A reception will be held on Saturday evening from 6 to 8. The exhibit will remain on view through June 20. Other shows to come this season will include solo shows by Elias Hansen, Helmut Lang, Bjarne Melgaard, and Hanna Liden.
Outdoor Art Sale
On Saturday and Sunday, the Montauk green will be the setting once again for an outdoor art show and sale sponsored by the Montauk Artists’ Association. Admission is free, and more than 10,000 works of art are expected to be displayed for sale.
The association invites some 80 artists to participate with paintings, sculptures, drawings, prints, fabric art, jewelry, photography, ceramics, and glass as well as mixed-media works. Hours are 10 a.m. to 6 p.m. on Saturday and 10 a.m. to 5 p.m. on Sunday.
In conjunction with the festival, the association will open the Depot Art Gallery on both days, with a preview of its annual members’ art show, which opens officially on Friday, June 3. There will be a members’-show reception the evening of June 5 from 5 to 7; it closes June 14.
The gallery and Depot Art School will be open through September with shows and classes every week. The Web site is montaukartistsassociation.org.
NEA Grant Goes to Parrish
The National Endowment for the Arts will provide the Parrish Art Museum with a grant of $60,000 to support the installation of its permanent collection in its new building in Water Mill.
The Parrish’s future home, scheduled to open next summer, will have three times the gallery space of its current facility. The size will allow the museum to present, for the first time, a significant permanent installation of its collection while simultaneously holding special exhibitions. Also next summer, the museum will reveal a revamped Web site, which will offer a virtual tour of the installation and in-depth interpretive material.

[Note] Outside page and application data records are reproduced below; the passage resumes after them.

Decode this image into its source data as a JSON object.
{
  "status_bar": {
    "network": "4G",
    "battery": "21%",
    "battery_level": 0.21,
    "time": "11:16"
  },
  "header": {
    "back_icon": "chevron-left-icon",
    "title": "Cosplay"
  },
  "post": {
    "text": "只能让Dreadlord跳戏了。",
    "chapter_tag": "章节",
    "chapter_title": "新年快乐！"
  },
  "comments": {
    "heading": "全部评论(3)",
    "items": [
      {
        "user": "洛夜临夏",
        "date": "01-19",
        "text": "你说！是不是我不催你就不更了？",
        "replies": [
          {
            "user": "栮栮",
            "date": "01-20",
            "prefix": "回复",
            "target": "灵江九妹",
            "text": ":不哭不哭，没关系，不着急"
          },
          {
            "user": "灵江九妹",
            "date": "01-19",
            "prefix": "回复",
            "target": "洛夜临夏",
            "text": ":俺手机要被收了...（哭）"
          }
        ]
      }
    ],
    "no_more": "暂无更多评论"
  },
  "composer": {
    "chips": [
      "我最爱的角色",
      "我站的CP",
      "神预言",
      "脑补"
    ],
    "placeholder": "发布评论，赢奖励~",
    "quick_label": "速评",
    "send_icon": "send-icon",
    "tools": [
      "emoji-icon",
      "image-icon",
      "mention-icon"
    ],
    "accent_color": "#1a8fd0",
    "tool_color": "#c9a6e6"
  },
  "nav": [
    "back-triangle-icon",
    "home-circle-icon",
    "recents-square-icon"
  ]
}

“Visitors will see and experience works such as William Merritt Chase’s ‘The Bayberry Bush,’ paintings by Fairfield Porter, and contemporary art by such American masters as Chuck Close,” said Terrie Sultan, the Parrish’s director, in a press release.

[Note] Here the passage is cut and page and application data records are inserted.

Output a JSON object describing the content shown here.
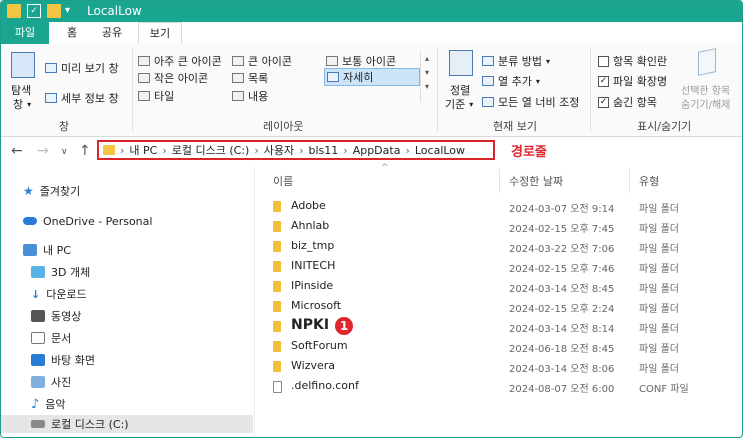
{
  "window": {
    "title": "LocalLow",
    "accent": "#19a58f"
  },
  "ribbon_tabs": [
    "파일",
    "홈",
    "공유",
    "보기"
  ],
  "ribbon": {
    "pane": {
      "nav_pane_label_1": "탐색",
      "nav_pane_label_2": "창",
      "preview": "미리 보기 창",
      "details_pane": "세부 정보 창",
      "group": "창"
    },
    "layout": {
      "extra_large": "아주 큰 아이콘",
      "large": "큰 아이콘",
      "medium": "보통 아이콘",
      "small": "작은 아이콘",
      "list": "목록",
      "details": "자세히",
      "tiles": "타일",
      "content": "내용",
      "group": "레이아웃"
    },
    "current_view": {
      "sort_1": "정렬",
      "sort_2": "기준",
      "group_by": "분류 방법",
      "add_columns": "열 추가",
      "size_all": "모든 열 너비 조정",
      "group": "현재 보기"
    },
    "show_hide": {
      "item_checkboxes": "항목 확인란",
      "extensions": "파일 확장명",
      "hidden_items": "숨긴 항목",
      "hide_selected_1": "선택한 항목",
      "hide_selected_2": "숨기기/해제",
      "group": "표시/숨기기"
    }
  },
  "address": {
    "segments": [
      "내 PC",
      "로컬 디스크 (C:)",
      "사용자",
      "bls11",
      "AppData",
      "LocalLow"
    ],
    "annotation": "경로줄"
  },
  "sidebar": {
    "items": [
      {
        "label": "즐겨찾기"
      },
      {
        "label": "OneDrive - Personal"
      },
      {
        "label": "내 PC"
      },
      {
        "label": "3D 개체"
      },
      {
        "label": "다운로드"
      },
      {
        "label": "동영상"
      },
      {
        "label": "문서"
      },
      {
        "label": "바탕 화면"
      },
      {
        "label": "사진"
      },
      {
        "label": "음악"
      },
      {
        "label": "로컬 디스크 (C:)"
      }
    ]
  },
  "list": {
    "headers": {
      "name": "이름",
      "date": "수정한 날짜",
      "type": "유형"
    },
    "rows": [
      {
        "name": "Adobe",
        "date": "2024-03-07 오전 9:14",
        "type": "파일 폴더"
      },
      {
        "name": "Ahnlab",
        "date": "2024-02-15 오후 7:45",
        "type": "파일 폴더"
      },
      {
        "name": "biz_tmp",
        "date": "2024-03-22 오전 7:06",
        "type": "파일 폴더"
      },
      {
        "name": "INITECH",
        "date": "2024-02-15 오후 7:46",
        "type": "파일 폴더"
      },
      {
        "name": "IPinside",
        "date": "2024-03-14 오전 8:45",
        "type": "파일 폴더"
      },
      {
        "name": "Microsoft",
        "date": "2024-02-15 오후 2:24",
        "type": "파일 폴더"
      },
      {
        "name": "NPKI",
        "date": "2024-03-14 오전 8:14",
        "type": "파일 폴더"
      },
      {
        "name": "SoftForum",
        "date": "2024-06-18 오전 8:45",
        "type": "파일 폴더"
      },
      {
        "name": "Wizvera",
        "date": "2024-03-14 오전 8:06",
        "type": "파일 폴더"
      },
      {
        "name": ".delfino.conf",
        "date": "2024-08-07 오전 6:00",
        "type": "CONF 파일"
      }
    ],
    "npki_badge": "1"
  }
}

The grant is part of an $88 million annual budget the federal agency has at its disposal to support projects nationwide.
Meanwhile, the Parrish is participating this season in “Blue Star Museums,” a national effort to provide free access to museums for active-duty military personnel and their families from Memorial Day to Labor Day. The program is a partnership between the N.E.A, Blue Star Families, and 1,300 other participating museums.

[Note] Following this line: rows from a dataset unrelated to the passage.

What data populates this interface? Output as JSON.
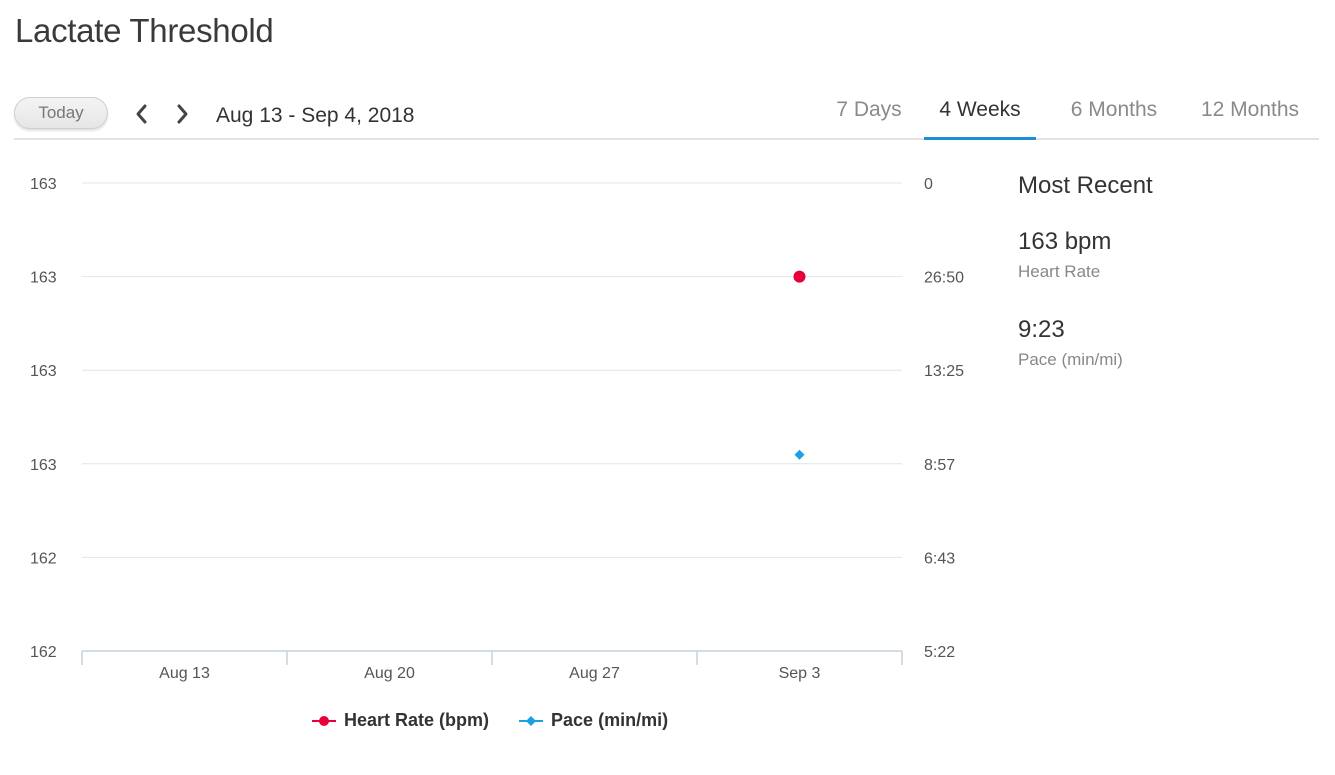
{
  "page": {
    "title": "Lactate Threshold"
  },
  "toolbar": {
    "today_label": "Today",
    "date_range": "Aug 13 - Sep 4, 2018",
    "tabs": [
      {
        "label": "7 Days",
        "active": false
      },
      {
        "label": "4 Weeks",
        "active": true
      },
      {
        "label": "6 Months",
        "active": false
      },
      {
        "label": "12 Months",
        "active": false
      }
    ]
  },
  "colors": {
    "heart_rate": "#e8003d",
    "pace": "#1ba1e2",
    "active_tab": "#1a8fd6"
  },
  "icons": {
    "prev": "chevron-left-icon",
    "next": "chevron-right-icon"
  },
  "chart_data": {
    "type": "scatter",
    "x_ticks": [
      "Aug 13",
      "Aug 20",
      "Aug 27",
      "Sep 3"
    ],
    "left_axis_ticks": [
      "163",
      "163",
      "163",
      "163",
      "162",
      "162"
    ],
    "right_axis_ticks": [
      "0",
      "26:50",
      "13:25",
      "8:57",
      "6:43",
      "5:22"
    ],
    "grid": true,
    "legend_position": "bottom",
    "series": [
      {
        "name": "Heart Rate (bpm)",
        "axis": "left",
        "marker": "circle",
        "points": [
          {
            "x": "Sep 3",
            "y": 163
          }
        ]
      },
      {
        "name": "Pace (min/mi)",
        "axis": "right",
        "marker": "diamond",
        "points": [
          {
            "x": "Sep 3",
            "y": "9:23"
          }
        ]
      }
    ]
  },
  "most_recent": {
    "title": "Most Recent",
    "items": [
      {
        "value": "163 bpm",
        "label": "Heart Rate"
      },
      {
        "value": "9:23",
        "label": "Pace (min/mi)"
      }
    ]
  }
}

Delaney Cooke Gets New Space
Delaney Cooke Gallery will open for the summer in a new location, in the Haven’s House art space at 17 Madison Street, Sag Harbor.
The gallery will begin its season with a presentation of work by Michael Knigin and Joan Kraisky. Mr. Knigin, who died earlier this year, will be represented with early collages brought together with later paintings and prints. Ms. Kraisky, who was married to Mr. Knigin, will show mixed-media pieces and landscape paintings.
The show will open on Saturday with a reception from 6 to 8 p.m. and will be on view through June 12.
Abrams’s Hitchcock at Boltax
Boltax Gallery on Shelter Island will open the summer season with “Painting Hitchcock,” a series by John Abrams, opening tomorrow.
Mr. Abrams, who is based in Toronto, is returning to the gallery for his second show. His latest series of paintings focuses on Alfred Hitchcock, exploring themes familiar to viewers of the director’s work: relationships and identity, objectification and voyeurism. The work includes images in both Technicolor and black and white of easily recognizable actors from the Hitchcock oeuvre, at moments of telling psychological revelation.
Karen Boltax, who owns the gallery, in a press release offered the example of a scene from the film “Rear Window” in which Grace Kelly’s character picks up a fashion magazine and puts down the travel book she had been reading to please Jimmy Stewart’s character. “That moment of self-satisfaction is the moment I wanted to capture,” Mr. Abrams told Ms. Boltax.
An artist’s reception will be held at the gallery, on North Ferry Road, on Saturday from 6 to 8 p.m. The exhibit runs through June 13.